Sunday morning? My daughter comes in at 6am. She’ll be wearing a long nightdress, with her hair over her face, like a horror movie character. She gives me a cuddle and says, ‘I appreciate you, Mum.’ She’s not a teenager yet like my boys, which is probably why I like her. I’ll make a tea and then I pray, before scrolling through tabloid fodder.
A morning routine? Frying pancakes in my dressing gown before a stroll through the woods with Abdal, my husband. We walk at the same time every day, I love the familiarity; saying hello to the same dogs and people. Halfway along – opposite a retirement home – there’s a bench where we sit, looking out for deer and talking about growing old together.
How do you have fun? Ridiculous as it sounds, getting all the housework done. It’s so satisfying. If I’m downstairs doing laundry, I’ll play my Renault Clio Spotify playlist: it’s a mixture of Bollywood and noughties pop. It’s what I listened to when I started driving.
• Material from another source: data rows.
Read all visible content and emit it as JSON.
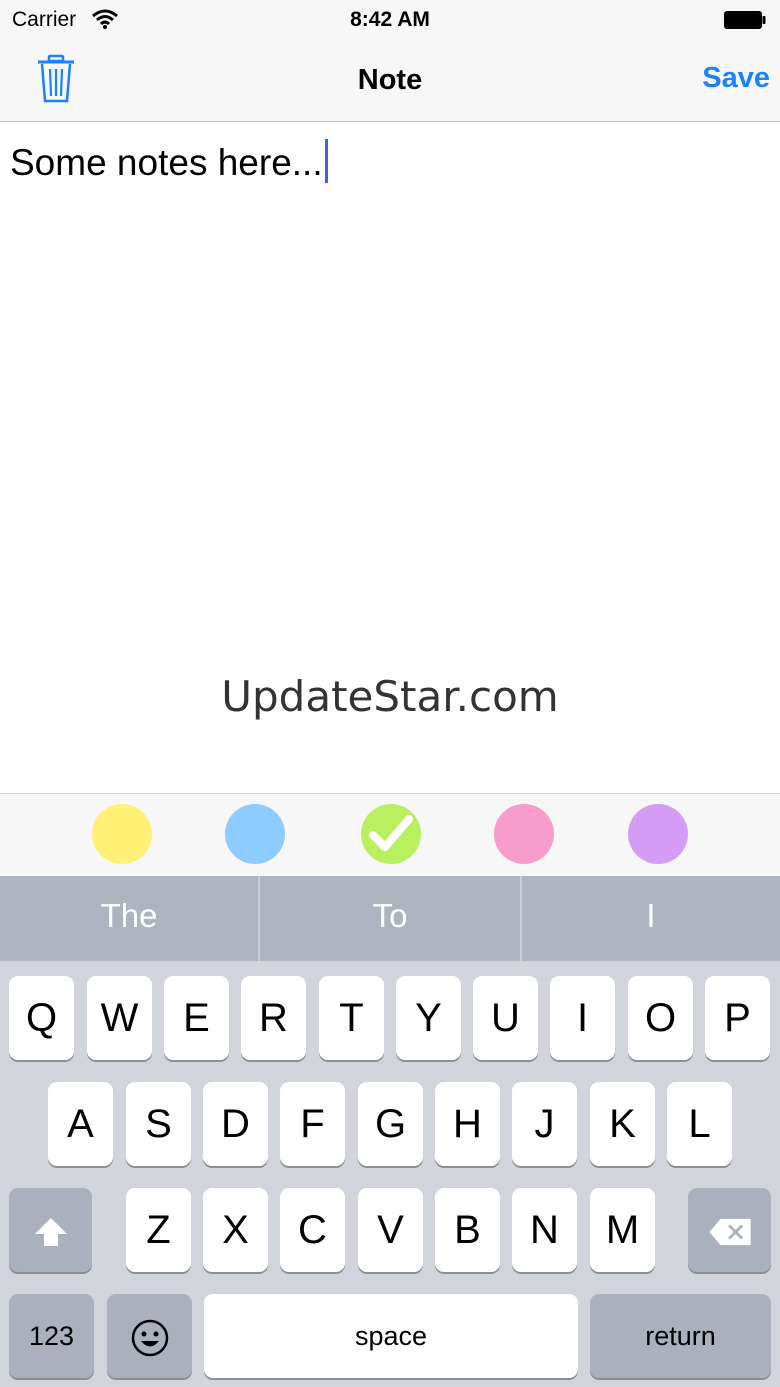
{
  "status_bar": {
    "carrier": "Carrier",
    "time": "8:42 AM"
  },
  "nav": {
    "title": "Note",
    "save_label": "Save",
    "trash_icon": "trash-icon"
  },
  "note": {
    "text": "Some notes here..."
  },
  "watermark": "UpdateStar.com",
  "colors": [
    {
      "name": "yellow",
      "hex": "#fff176",
      "selected": false
    },
    {
      "name": "blue",
      "hex": "#8ecbff",
      "selected": false
    },
    {
      "name": "green",
      "hex": "#b8f060",
      "selected": true
    },
    {
      "name": "pink",
      "hex": "#f79ccb",
      "selected": false
    },
    {
      "name": "purple",
      "hex": "#d59cf5",
      "selected": false
    }
  ],
  "predictions": [
    "The",
    "To",
    "I"
  ],
  "keyboard": {
    "row1": [
      "Q",
      "W",
      "E",
      "R",
      "T",
      "Y",
      "U",
      "I",
      "O",
      "P"
    ],
    "row2": [
      "A",
      "S",
      "D",
      "F",
      "G",
      "H",
      "J",
      "K",
      "L"
    ],
    "row3": [
      "Z",
      "X",
      "C",
      "V",
      "B",
      "N",
      "M"
    ],
    "numbers_label": "123",
    "space_label": "space",
    "return_label": "return"
  }
}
Upstairs political talk radio is always on – that’s all my son’s budgie Raphe is into.
Sundays growing up… It was hectic, I’m one of six children. And we were considered a small family compared to our aunts, uncles and cousins. All weekend we’d have relatives everywhere. Today, I treasure the day being ordered and calm, though I do miss the madness.
A special Sunday? The weekend before my first TV cooking show aired in 2017, that Sunday night – waiting for the week to start – was just so exciting and daunting. I was buzzing: it was me, stepping out into the unknown, alone. This huge moment. Abdal bought a cake to celebrate – he wouldn’t let me bake one.
Sunday evening? I’ll have a maintenance bath to prepare myself for the week ahead: face scrubbed; hair washed; there’s shaving. Then I’d like to relax, but I suddenly have to share my living room with two teenagers and a PlayStation. Instead I’ll snuggle up in bed with Sophie Ellis-Bextor’s autobiography, and look through all the weird selfies my daughter has taken that day.